Hans Ulrich Obrist is Garage’s International Advisor. Since 2006, he has been Co-Director of Exhibitions and Programs and Director of International Projects at the Serpentine Gallery in London. Before that, he was Curator of Museum in Progress in Vienna from 1993 to 2000 and has been a curator at the Musée d’Art Moderne de la Ville de Paris since 2000. Obrist has curated more than 250 solo, group and biennial exhibitions internationally since 1991; he is the author of an extensive ongoing project of interviews, The Interview Project; contributing editor of Abitare Magazine, Artforum and Paradis Magazine; initiator of the Marathon series of public events since 2005; and in 2012, he co-founded 89plus with Simon, a long-term, international research project conceived to map the generation born in or after 1989.
Garage Center for Contemporary Culture is an independent platform for new thinking in Moscow. Through an extensive program of exhibitions, events, research, education and publishing, Garage reflects on current developments in Russian and international culture, creating opportunities for public dialogue and the production of new work and ideas. Founded in 2008 by Dasha Zhukova
In October 2012, Garage relocated from its former home in the Bakhmetevsky Bus Garage to Gorky Park.

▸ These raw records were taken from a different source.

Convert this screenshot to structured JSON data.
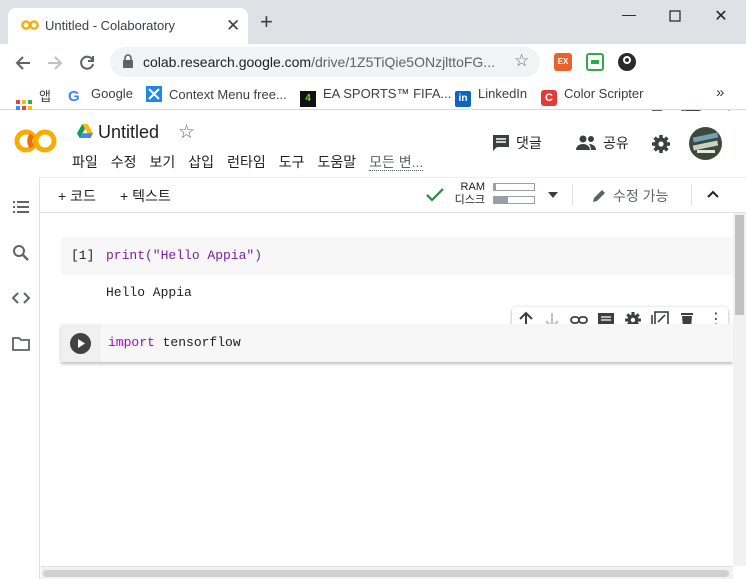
{
  "browser": {
    "tab_title": "Untitled - Colaboratory",
    "url_host": "colab.research.google.com",
    "url_path": "/drive/1Z5TiQie5ONzjlttoFG...",
    "bookmarks": [
      "앱",
      "Google",
      "Context Menu free...",
      "EA SPORTS™ FIFA...",
      "LinkedIn",
      "Color Scripter"
    ]
  },
  "colab": {
    "notebook_title": "Untitled",
    "menu": [
      "파일",
      "수정",
      "보기",
      "삽입",
      "런타임",
      "도구",
      "도움말",
      "모든 변..."
    ],
    "comment_label": "댓글",
    "share_label": "공유",
    "add_code_label": "+ 코드",
    "add_text_label": "+ 텍스트",
    "ram_label": "RAM",
    "disk_label": "디스크",
    "edit_mode_label": "수정 가능"
  },
  "cells": {
    "cell1_count": "[1]",
    "cell1_code": "print(\"Hello Appia\")",
    "cell1_output": "Hello Appia",
    "cell2_keyword": "import",
    "cell2_rest": " tensorflow"
  },
  "colors": {
    "colab_orange": "#f9ab00",
    "check_green": "#1e8e3e",
    "keyword_purple": "#af00db"
  }
}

Garage Pavilion, designed by Shigeru Ban, houses an exhibition hall, café and bookshop.